    View details for DOI 10.1038/nature20596

    View details for PubMedID 27905446

    View details for PubMedCentralID PMC5553306

  • Mitochondrial Biogenesis and Proteome Remodeling Promote One-Carbon Metabolism for T Cell Activation. Cell metabolism Ron-Harel, N., Santos, D., Ghergurovich, J. M., Sage, P. T., Reddy, A., Lovitch, S. B., Dephoure, N., Satterstrom, F. K., Sheffer, M., Spinelli, J. B., Gygi, S., Rabinowitz, J. D., Sharpe, A. H., Haigis, M. C. 2016; 24 (1): 104-17


    Naive T cell stimulation activates anabolic metabolism to fuel the transition from quiescence to growth and proliferation. Here we show that naive CD4(+) T cell activation induces a unique program of mitochondrial biogenesis and remodeling. Using mass spectrometry, we quantified protein dynamics during T cell activation. We identified substantial remodeling of the mitochondrial proteome over the first 24 hr of T cell activation to generate mitochondria with a distinct metabolic signature, with one-carbon metabolism as the most induced pathway. Salvage pathways and mitochondrial one-carbon metabolism, fed by serine, contribute to purine and thymidine synthesis to enable T cell proliferation and survival. Genetic inhibition of the mitochondrial serine catabolic enzyme SHMT2 impaired T cell survival in culture and antigen-specific T cell abundance in vivo.
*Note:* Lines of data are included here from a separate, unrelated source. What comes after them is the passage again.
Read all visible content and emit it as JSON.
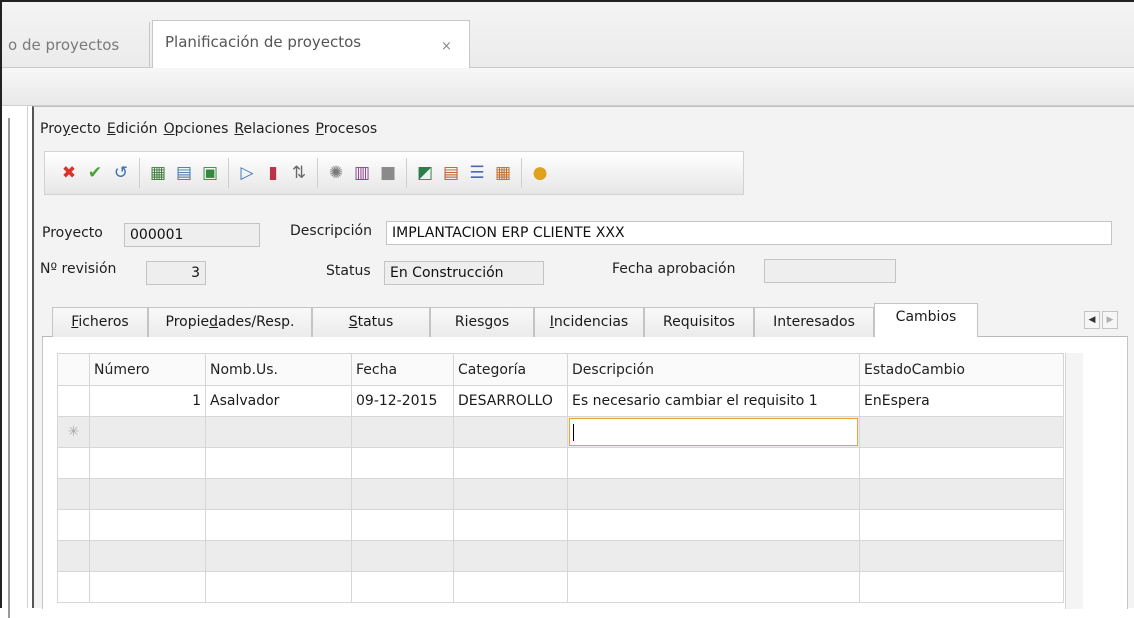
{
  "document_tabs": {
    "prev_label": "o de proyectos",
    "active_label": "Planificación de proyectos",
    "close_glyph": "×"
  },
  "menu": [
    {
      "pre": "Pro",
      "u": "y",
      "post": "ecto"
    },
    {
      "pre": "",
      "u": "E",
      "post": "dición"
    },
    {
      "pre": "",
      "u": "O",
      "post": "pciones"
    },
    {
      "pre": "",
      "u": "R",
      "post": "elaciones"
    },
    {
      "pre": "",
      "u": "P",
      "post": "rocesos"
    }
  ],
  "toolbar_icons": [
    [
      "delete-icon",
      "confirm-icon",
      "undo-icon"
    ],
    [
      "calculator-icon",
      "print-icon",
      "excel-export-icon"
    ],
    [
      "preview-icon",
      "report-icon",
      "sort-icon"
    ],
    [
      "gear-icon",
      "document-icon",
      "block-icon"
    ],
    [
      "chart-icon",
      "bar-report-icon",
      "list-report-icon",
      "matrix-icon"
    ],
    [
      "currency-icon"
    ]
  ],
  "form": {
    "proyecto_label": "Proyecto",
    "proyecto_value": "000001",
    "descripcion_label": "Descripción",
    "descripcion_value": "IMPLANTACION ERP CLIENTE XXX",
    "revision_label": "Nº revisión",
    "revision_value": "3",
    "status_label": "Status",
    "status_value": "En Construcción",
    "fecha_aprobacion_label": "Fecha aprobación",
    "fecha_aprobacion_value": ""
  },
  "section_tabs": [
    {
      "pre": "",
      "u": "F",
      "post": "icheros"
    },
    {
      "pre": "Propie",
      "u": "d",
      "post": "ades/Resp."
    },
    {
      "pre": "",
      "u": "S",
      "post": "tatus"
    },
    {
      "pre": "Ries",
      "u": "g",
      "post": "os"
    },
    {
      "pre": "",
      "u": "I",
      "post": "ncidencias"
    },
    {
      "pre": "Requisitos",
      "u": "",
      "post": ""
    },
    {
      "pre": "Interesados",
      "u": "",
      "post": ""
    },
    {
      "pre": "Cambios",
      "u": "",
      "post": ""
    }
  ],
  "active_section_tab": "Cambios",
  "grid": {
    "columns": [
      "Número",
      "Nomb.Us.",
      "Fecha",
      "Categoría",
      "Descripción",
      "EstadoCambio"
    ],
    "rows": [
      {
        "numero": "1",
        "usuario": "Asalvador",
        "fecha": "09-12-2015",
        "categoria": "DESARROLLO",
        "descripcion": "Es necesario cambiar el requisito 1",
        "estado": "EnEspera"
      }
    ],
    "new_row_marker": "✳"
  },
  "colors": {
    "edit_border": "#e8a23c",
    "delete": "#d9322b",
    "confirm": "#4aa33a"
  }
}
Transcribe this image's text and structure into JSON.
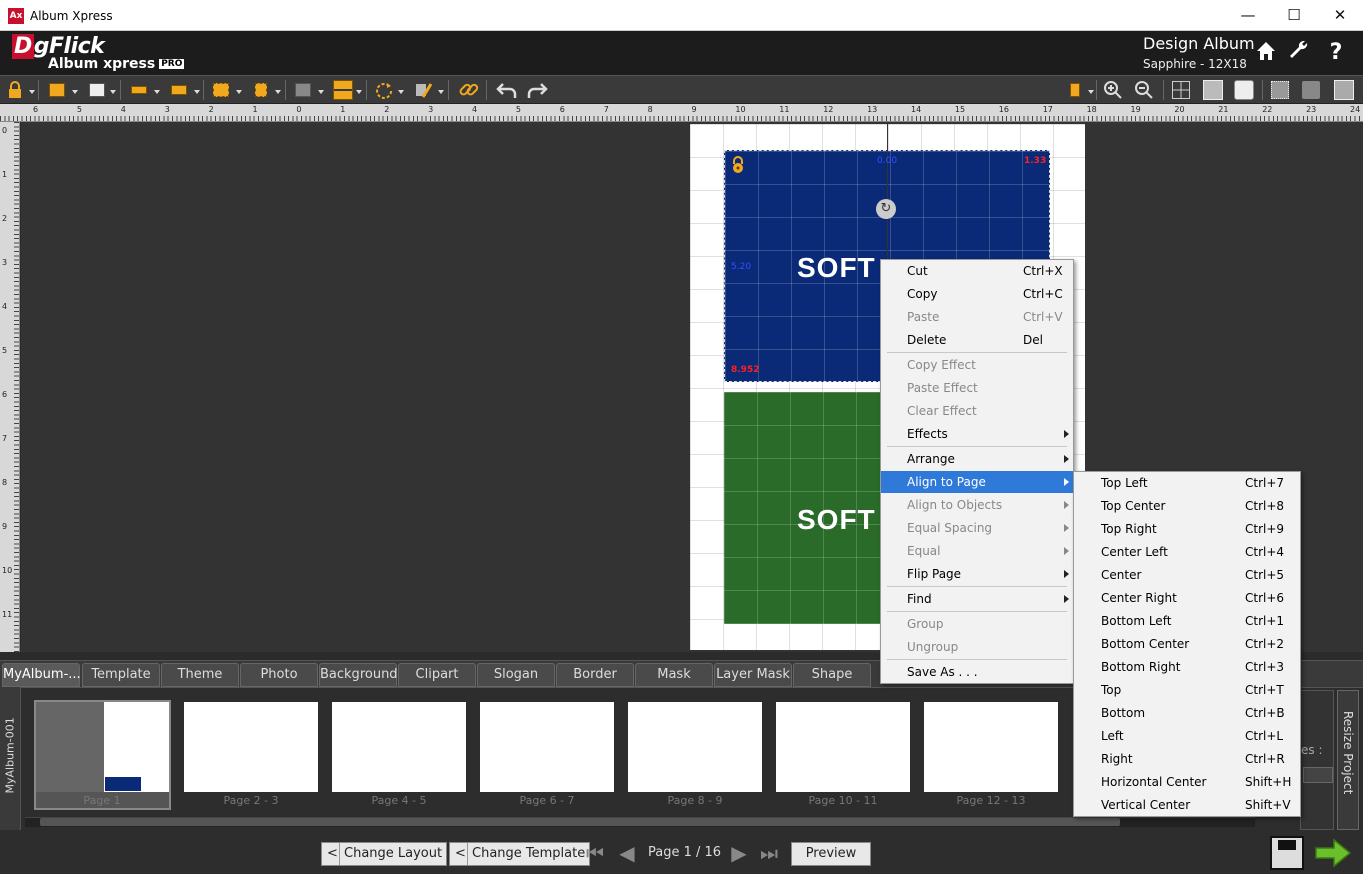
{
  "window": {
    "title": "Album Xpress",
    "app_icon": "Ax",
    "minimize": "—",
    "maximize": "☐",
    "close": "✕"
  },
  "header": {
    "logo_text": "DgFlick",
    "product": "Album xpress",
    "pro_badge": "PRO",
    "title": "Design Album",
    "subtitle": "Sapphire - 12X18"
  },
  "rulers": {
    "h": [
      "6",
      "5",
      "4",
      "3",
      "2",
      "1",
      "0",
      "1",
      "2",
      "3",
      "4",
      "5",
      "6",
      "7",
      "8",
      "9",
      "10",
      "11",
      "12",
      "13",
      "14",
      "15",
      "16",
      "17",
      "18",
      "19",
      "20",
      "21",
      "22",
      "23",
      "24"
    ],
    "v": [
      "0",
      "1",
      "2",
      "3",
      "4",
      "5",
      "6",
      "7",
      "8",
      "9",
      "10",
      "11"
    ]
  },
  "canvas": {
    "watermark": "SOFT",
    "labels": {
      "top_right": "1.33",
      "bottom_left": "8.952",
      "top_center": "0.00",
      "left": "5.20"
    }
  },
  "context_menu": {
    "items": [
      {
        "label": "Cut",
        "shortcut": "Ctrl+X",
        "disabled": false
      },
      {
        "label": "Copy",
        "shortcut": "Ctrl+C",
        "disabled": false
      },
      {
        "label": "Paste",
        "shortcut": "Ctrl+V",
        "disabled": true
      },
      {
        "label": "Delete",
        "shortcut": "Del",
        "disabled": false
      },
      {
        "label": "Copy Effect",
        "disabled": true
      },
      {
        "label": "Paste Effect",
        "disabled": true
      },
      {
        "label": "Clear Effect",
        "disabled": true
      },
      {
        "label": "Effects",
        "submenu": true,
        "disabled": false
      },
      {
        "label": "Arrange",
        "submenu": true,
        "disabled": false
      },
      {
        "label": "Align to Page",
        "submenu": true,
        "highlighted": true
      },
      {
        "label": "Align to Objects",
        "submenu": true,
        "disabled": true
      },
      {
        "label": "Equal Spacing",
        "submenu": true,
        "disabled": true
      },
      {
        "label": "Equal",
        "submenu": true,
        "disabled": true
      },
      {
        "label": "Flip Page",
        "submenu": true,
        "disabled": false
      },
      {
        "label": "Find",
        "submenu": true,
        "disabled": false
      },
      {
        "label": "Group",
        "disabled": true
      },
      {
        "label": "Ungroup",
        "disabled": true
      },
      {
        "label": "Save As . . .",
        "disabled": false
      }
    ]
  },
  "submenu": {
    "items": [
      {
        "label": "Top Left",
        "shortcut": "Ctrl+7"
      },
      {
        "label": "Top Center",
        "shortcut": "Ctrl+8"
      },
      {
        "label": "Top Right",
        "shortcut": "Ctrl+9"
      },
      {
        "label": "Center Left",
        "shortcut": "Ctrl+4"
      },
      {
        "label": "Center",
        "shortcut": "Ctrl+5"
      },
      {
        "label": "Center Right",
        "shortcut": "Ctrl+6"
      },
      {
        "label": "Bottom Left",
        "shortcut": "Ctrl+1"
      },
      {
        "label": "Bottom Center",
        "shortcut": "Ctrl+2"
      },
      {
        "label": "Bottom Right",
        "shortcut": "Ctrl+3"
      },
      {
        "label": "Top",
        "shortcut": "Ctrl+T"
      },
      {
        "label": "Bottom",
        "shortcut": "Ctrl+B"
      },
      {
        "label": "Left",
        "shortcut": "Ctrl+L"
      },
      {
        "label": "Right",
        "shortcut": "Ctrl+R"
      },
      {
        "label": "Horizontal Center",
        "shortcut": "Shift+H"
      },
      {
        "label": "Vertical Center",
        "shortcut": "Shift+V"
      }
    ]
  },
  "tabs": [
    "MyAlbum-...",
    "Template",
    "Theme",
    "Photo",
    "Background",
    "Clipart",
    "Slogan",
    "Border",
    "Mask",
    "Layer Mask",
    "Shape"
  ],
  "filmstrip": {
    "side_label": "MyAlbum-001",
    "pages": [
      "Page 1",
      "Page 2 - 3",
      "Page 4 - 5",
      "Page 6 - 7",
      "Page 8 - 9",
      "Page 10 - 11",
      "Page 12 - 13"
    ],
    "right_label": "es :",
    "resize": "Resize Project"
  },
  "bottom": {
    "change_layout": "Change Layout",
    "change_template": "Change Template",
    "page_info": "Page 1 / 16",
    "preview": "Preview",
    "lt": "<"
  },
  "colors": {
    "accent": "#f0a91e",
    "menu_highlight": "#2f7ad8",
    "blue_frame": "#0a2a78",
    "green_frame": "#2a6b2a"
  }
}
Thus, during T cell activation, mitochondrial proteome remodeling generates specialized mitochondria with enhanced one-carbon metabolism that is critical for T cell activation and survival.

    View details for DOI 10.1016/j.cmet.2016.06.007
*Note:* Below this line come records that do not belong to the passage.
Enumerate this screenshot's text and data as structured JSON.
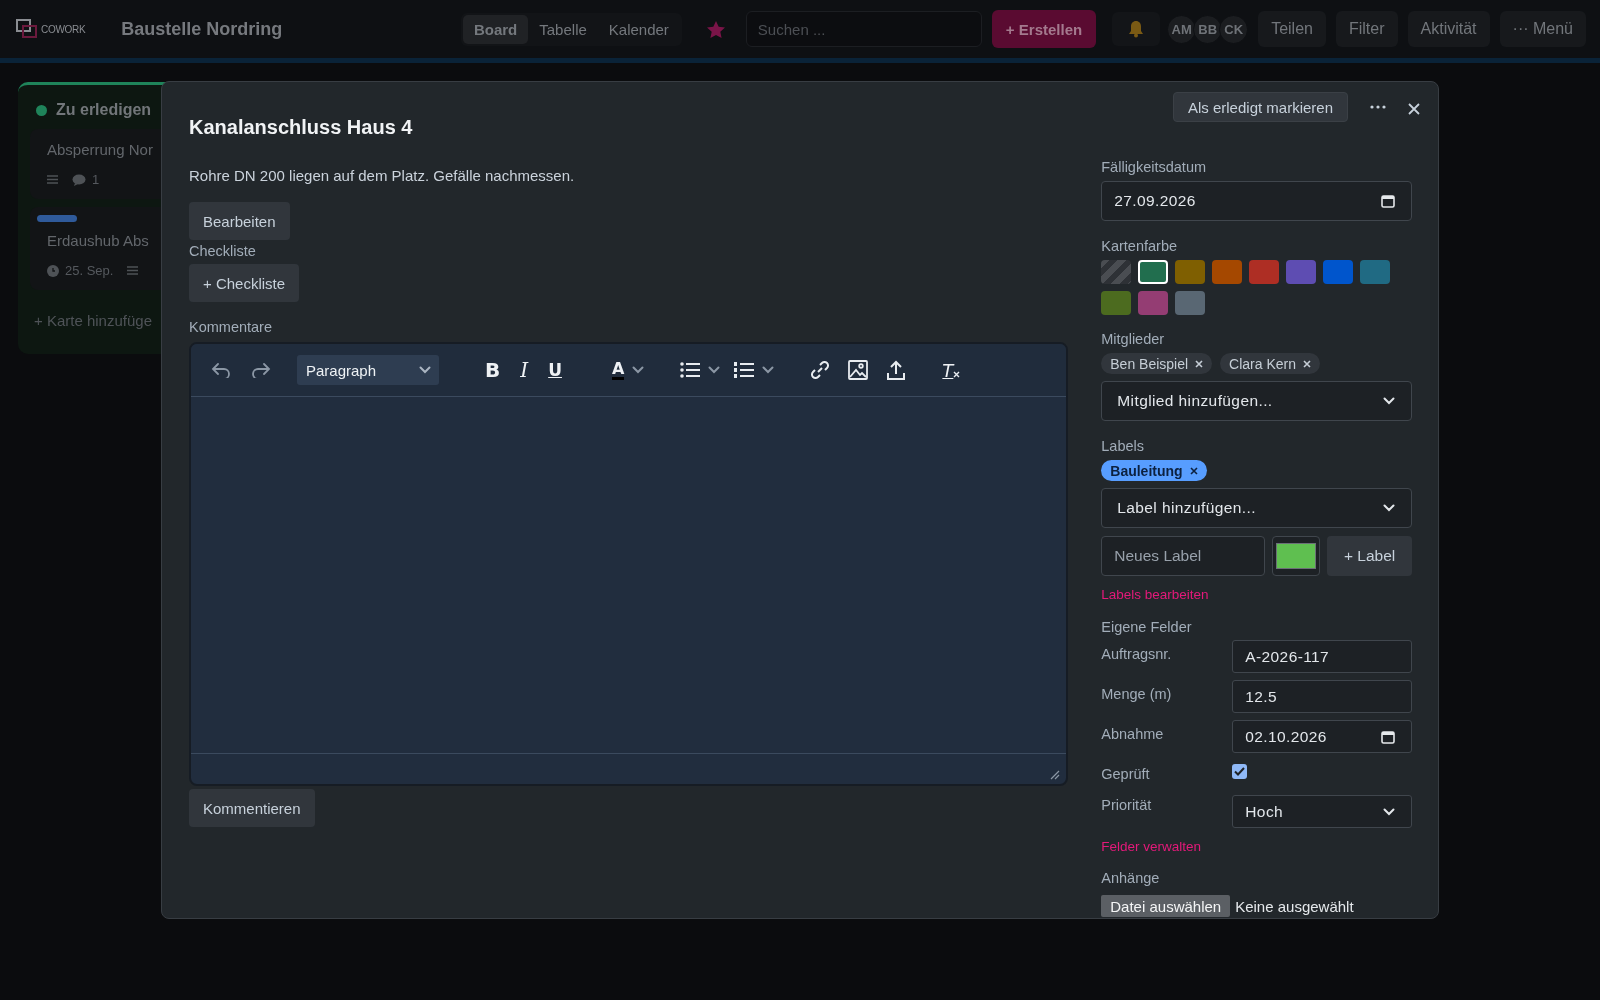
{
  "header": {
    "logo": "COWORK",
    "board_title": "Baustelle Nordring",
    "views": [
      {
        "label": "Board",
        "selected": true
      },
      {
        "label": "Tabelle",
        "selected": false
      },
      {
        "label": "Kalender",
        "selected": false
      }
    ],
    "search": {
      "placeholder": "Suchen ..."
    },
    "create_button": "+ Erstellen",
    "avatars": [
      "AM",
      "BB",
      "CK"
    ],
    "buttons": [
      "Teilen",
      "Filter",
      "Aktivität",
      "··· Menü"
    ]
  },
  "board": {
    "columns": [
      {
        "title": "Zu erledigen",
        "color": "#1f845a",
        "cards": [
          {
            "title": "Absperrung Nor",
            "description": true,
            "comments": "1"
          },
          {
            "labels": [
              {
                "color": "#2f5a9a"
              }
            ],
            "title": "Erdaushub Abs",
            "due": "25. Sep.",
            "description": true
          }
        ],
        "add_card": "+ Karte hinzufüge"
      }
    ]
  },
  "modal": {
    "title": "Kanalanschluss Haus 4",
    "mark_done_button": "Als erledigt markieren",
    "description": "Rohre DN 200 liegen auf dem Platz. Gefälle nachmessen.",
    "edit_button": "Bearbeiten",
    "checklist": {
      "heading": "Checkliste",
      "add_button": "+ Checkliste"
    },
    "comments": {
      "heading": "Kommentare",
      "block_format": "Paragraph",
      "format_buttons": [
        {
          "kind": "bold",
          "glyph": "B"
        },
        {
          "kind": "italic",
          "glyph": "I"
        },
        {
          "kind": "underline",
          "glyph": "U"
        }
      ],
      "text_color_glyph": "A",
      "clear_format_glyph": "T",
      "submit_button": "Kommentieren"
    },
    "sidebar": {
      "due_date": {
        "label": "Fälligkeitsdatum",
        "value": "27.09.2026"
      },
      "card_color": {
        "label": "Kartenfarbe",
        "swatches": [
          {
            "kind": "none",
            "selected": false
          },
          {
            "kind": "color",
            "color": "#216e4e",
            "selected": true
          },
          {
            "kind": "color",
            "color": "#7f5f01",
            "selected": false
          },
          {
            "kind": "color",
            "color": "#a54800",
            "selected": false
          },
          {
            "kind": "color",
            "color": "#ae2e24",
            "selected": false
          },
          {
            "kind": "color",
            "color": "#5e4db2",
            "selected": false
          },
          {
            "kind": "color",
            "color": "#0055cc",
            "selected": false
          },
          {
            "kind": "color",
            "color": "#206a83",
            "selected": false
          },
          {
            "kind": "color",
            "color": "#4c6b1f",
            "selected": false
          },
          {
            "kind": "color",
            "color": "#943d73",
            "selected": false
          },
          {
            "kind": "color",
            "color": "#596773",
            "selected": false
          }
        ]
      },
      "members": {
        "label": "Mitglieder",
        "chips": [
          "Ben Beispiel",
          "Clara Kern"
        ],
        "select": "Mitglied hinzufügen..."
      },
      "labels": {
        "label": "Labels",
        "chips": [
          {
            "text": "Bauleitung",
            "color": "#579dff"
          }
        ],
        "select": "Label hinzufügen...",
        "new_label": {
          "placeholder": "Neues Label",
          "color": "#5fbf50",
          "add_button": "+ Label"
        },
        "edit_link": "Labels bearbeiten"
      },
      "custom_fields": {
        "heading": "Eigene Felder",
        "fields": [
          {
            "label": "Auftragsnr.",
            "kind": "text",
            "value": "A-2026-117"
          },
          {
            "label": "Menge (m)",
            "kind": "text",
            "value": "12.5"
          },
          {
            "label": "Abnahme",
            "kind": "date",
            "value": "02.10.2026"
          },
          {
            "label": "Geprüft",
            "kind": "checkbox",
            "checked": true
          },
          {
            "label": "Priorität",
            "kind": "select",
            "value": "Hoch"
          }
        ],
        "manage_link": "Felder verwalten"
      },
      "attachments": {
        "label": "Anhänge",
        "button": "Datei auswählen",
        "status": "Keine ausgewählt"
      }
    }
  }
}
    View details for PubMedID 27411012

    View details for PubMedCentralID PMC5330619